    • Set price in each market according to what it will bear
    • Price higher in low-elasticity market
optimum with separated markets
Optimum with separated markets
  • Marginal cost

p

  • MR1 and MR2
  • “Horizontal sum”
  • Optimum total output
  • Allocation of output to markets

MC

MR1

MR2

q

q1*

q2*

q1*+ q2*

optimum with separated markets1
Optimum with separated markets
  • Marginal cost

p

  • MR1 and MR2
  • “Horizontal sum”
  • Optimum total output
  • Allocation of output to markets

p*

  • Price & profit in market 1

MC

P

AR1

MR1

q

q1*

optimum with separated markets2
Optimum with separated markets
  • Marginal cost

p

  • MR1 and MR2
  • “Horizontal sum”
  • Optimum total output
  • Allocation of output to markets
  • Price & profit in market 1
  • Price & profit in market 2
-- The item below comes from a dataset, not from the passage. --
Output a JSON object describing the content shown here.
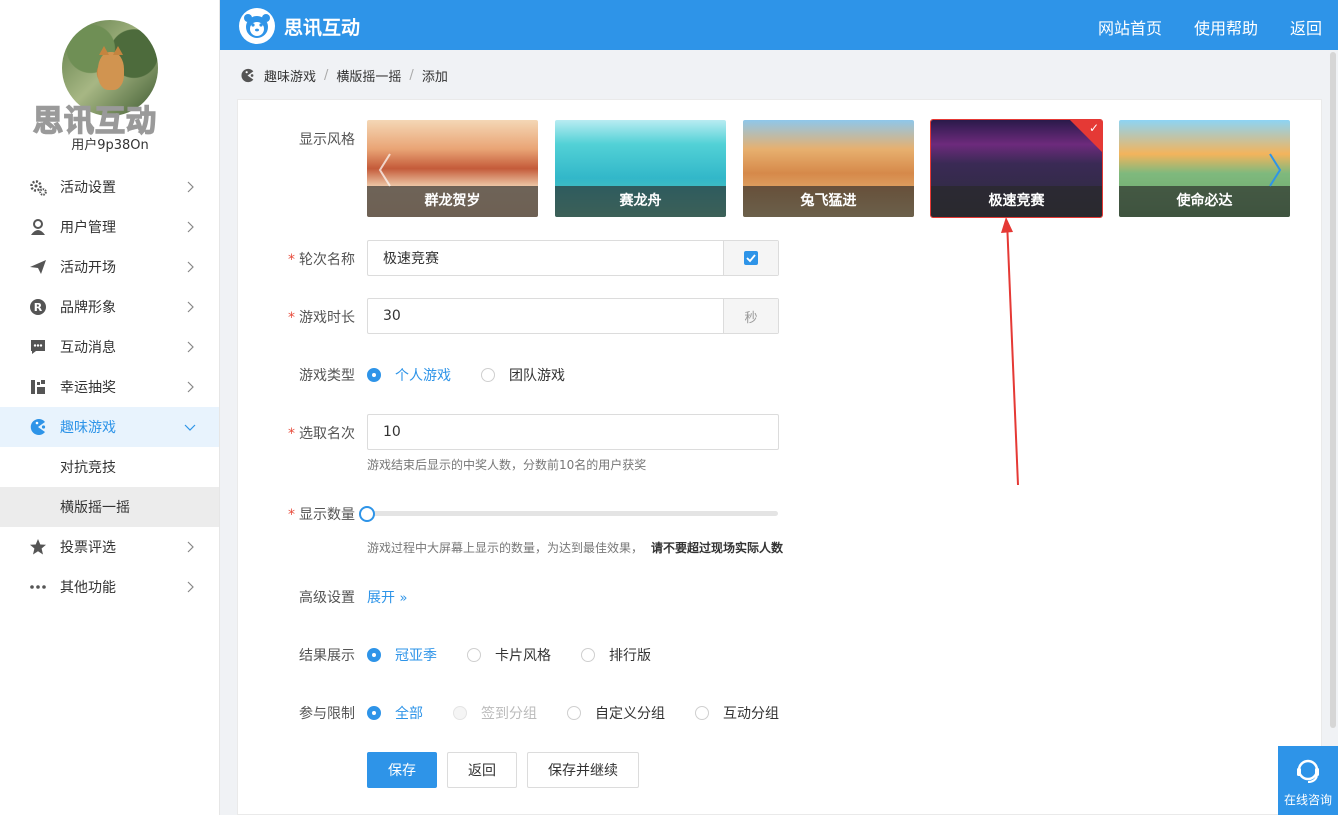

MC

p*

AR2

P

MR2

q

q2*

multiple markets again
Multiple markets again
  • We’ve assumed that the monopolist can separate the markets
  • What happens if this power is removed?
    • Retain assumptions about the two markets
    • But now require same price
  • Use the standard monopoly model
    • Trick is to construct combined AR…
    • …and from that the combined MR
two markets no separation
Two markets: no separation
  • AR1 and AR2

p

  • “Horizontal sum”
  • Marginal revenue
  • Marginal and average cost
  • Optimum where MC=MR
  • Price and profit

p*

MC

P

AC

AR

MR

q

.

q*

compare prices and profits
Compare prices and profits

Markets 1+2

  • Separated markets 1, 2
  • Combined markets 1+2
  • Higher profits if you can separate…

Market 1

Market 2